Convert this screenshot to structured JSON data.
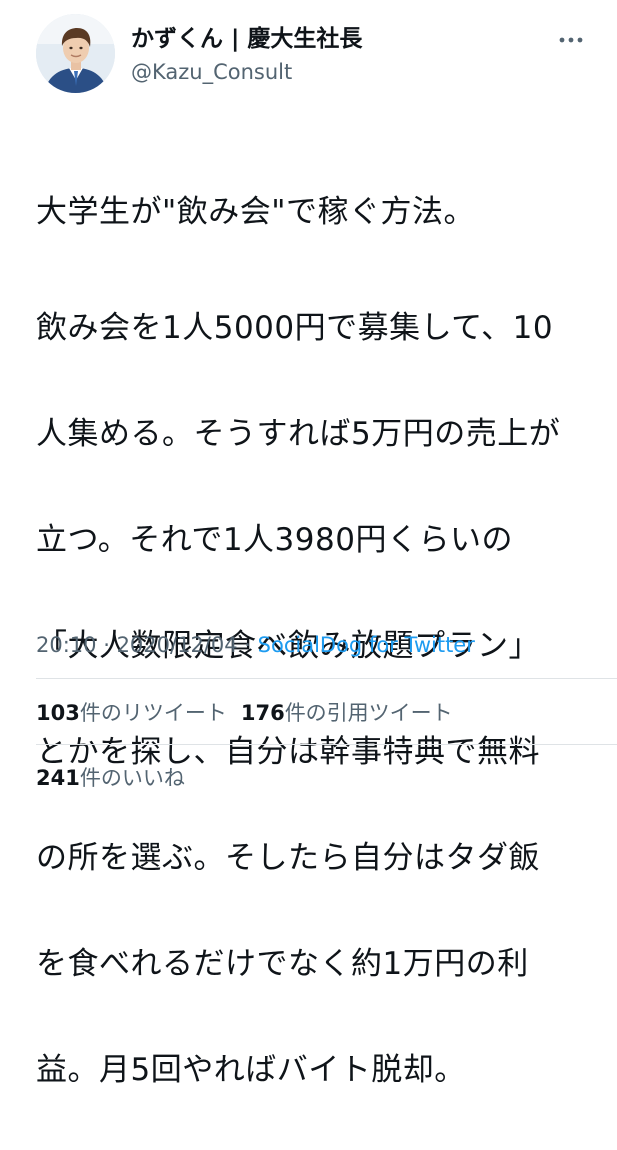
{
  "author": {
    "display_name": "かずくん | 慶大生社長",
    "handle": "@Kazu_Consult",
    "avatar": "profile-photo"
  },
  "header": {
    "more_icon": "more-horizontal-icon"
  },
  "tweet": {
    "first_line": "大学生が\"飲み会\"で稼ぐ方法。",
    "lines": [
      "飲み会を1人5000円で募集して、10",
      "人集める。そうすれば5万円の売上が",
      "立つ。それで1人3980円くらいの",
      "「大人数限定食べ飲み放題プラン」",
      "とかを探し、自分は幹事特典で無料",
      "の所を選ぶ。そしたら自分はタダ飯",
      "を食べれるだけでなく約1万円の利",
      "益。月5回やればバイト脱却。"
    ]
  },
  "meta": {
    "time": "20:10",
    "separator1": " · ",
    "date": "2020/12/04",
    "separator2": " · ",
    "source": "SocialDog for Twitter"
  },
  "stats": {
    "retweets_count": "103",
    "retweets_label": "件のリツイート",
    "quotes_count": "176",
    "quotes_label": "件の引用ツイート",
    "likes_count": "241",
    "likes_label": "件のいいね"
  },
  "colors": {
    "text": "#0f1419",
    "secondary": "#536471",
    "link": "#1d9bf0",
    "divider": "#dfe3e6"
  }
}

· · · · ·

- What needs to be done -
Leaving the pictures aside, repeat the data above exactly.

- Task result -
Convert this screenshot to structured JSON data.
{
  "author": {
    "display_name": "かずくん | 慶大生社長",
    "handle": "@Kazu_Consult",
    "avatar": "profile-photo"
  },
  "header": {
    "more_icon": "more-horizontal-icon"
  },
  "tweet": {
    "first_line": "大学生が\"飲み会\"で稼ぐ方法。",
    "lines": [
      "飲み会を1人5000円で募集して、10",
      "人集める。そうすれば5万円の売上が",
      "立つ。それで1人3980円くらいの",
      "「大人数限定食べ飲み放題プラン」",
      "とかを探し、自分は幹事特典で無料",
      "の所を選ぶ。そしたら自分はタダ飯",
      "を食べれるだけでなく約1万円の利",
      "益。月5回やればバイト脱却。"
    ]
  },
  "meta": {
    "time": "20:10",
    "separator1": " · ",
    "date": "2020/12/04",
    "separator2": " · ",
    "source": "SocialDog for Twitter"
  },
  "stats": {
    "retweets_count": "103",
    "retweets_label": "件のリツイート",
    "quotes_count": "176",
    "quotes_label": "件の引用ツイート",
    "likes_count": "241",
    "likes_label": "件のいいね"
  },
  "colors": {
    "text": "#0f1419",
    "secondary": "#536471",
    "link": "#1d9bf0",
    "divider": "#dfe3e6"
  }
}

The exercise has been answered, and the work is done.